Gods of Howl Mountain takes us far down onto the Southern Literary Trail, deep into the mountains of North Carolina. Taylor Brown has created a very dark, intense, somewhat mysterious tale of bootlegging, clan wars and folk healing set in the turbulent 1950s.
Rory Docherty, a Korean War hero, has returned home to live with his grandmother, a folk healer. There he runs whiskey for one of the most powerful bootleggers in the mountains. It is also where he fights his demons – from the war, the loss of his men and his leg, the past that took his father from him at the hands of his own mother. This is a very noir, but realistic, look at the mountain folk of the south throughout twentieth century – not just the 1950s but even, somewhat, today. There are secrets, mysteries, the unknown, that are easier to hide in the mountains than they are in the open land.
This is not a “thriller” or even a suspense novel, but a slow moving tale of these mountain people. There were times that I felt there was too much emphasis on description and too little on the actual plot. However, southern writers tend to be more descriptive and disquisitional so that should be taken into account.
Brown has been compared to Wiley Cash and Cormac McCarthy, both of whom are favorite authors of mine. Although all three write dark, atmospheric tales set in the south, there is a depth that is missing in this Brown novel that would prohibits it being placed in a category with the others. I do see a similarity between Brown’s characters and those of Flannery O’Connor; whether or not that is intentional or a product of southern literature, I’m unsure.

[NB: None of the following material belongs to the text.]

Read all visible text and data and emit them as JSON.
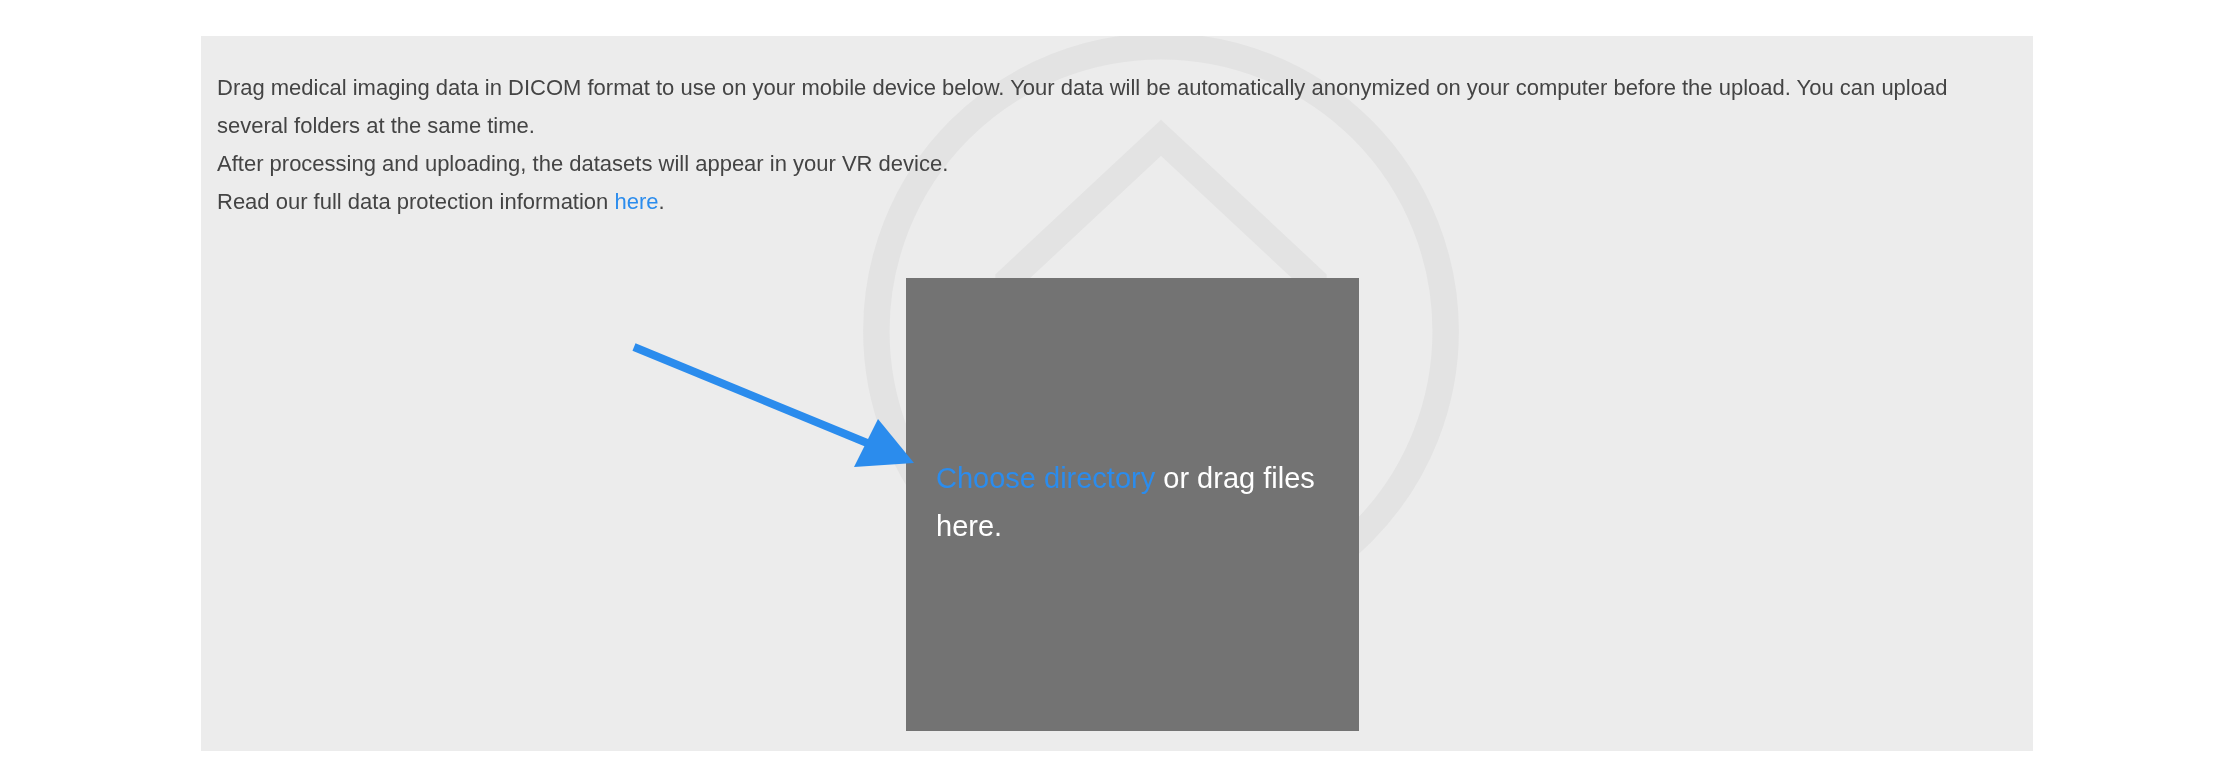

Gods of Howl Mountain is not going to be a book for everyone, however, if you like good, narrative fiction with great detail to character development and setting, then you will enjoy reading Taylor Brown. 3.5 stars rounded up to 4 for quality.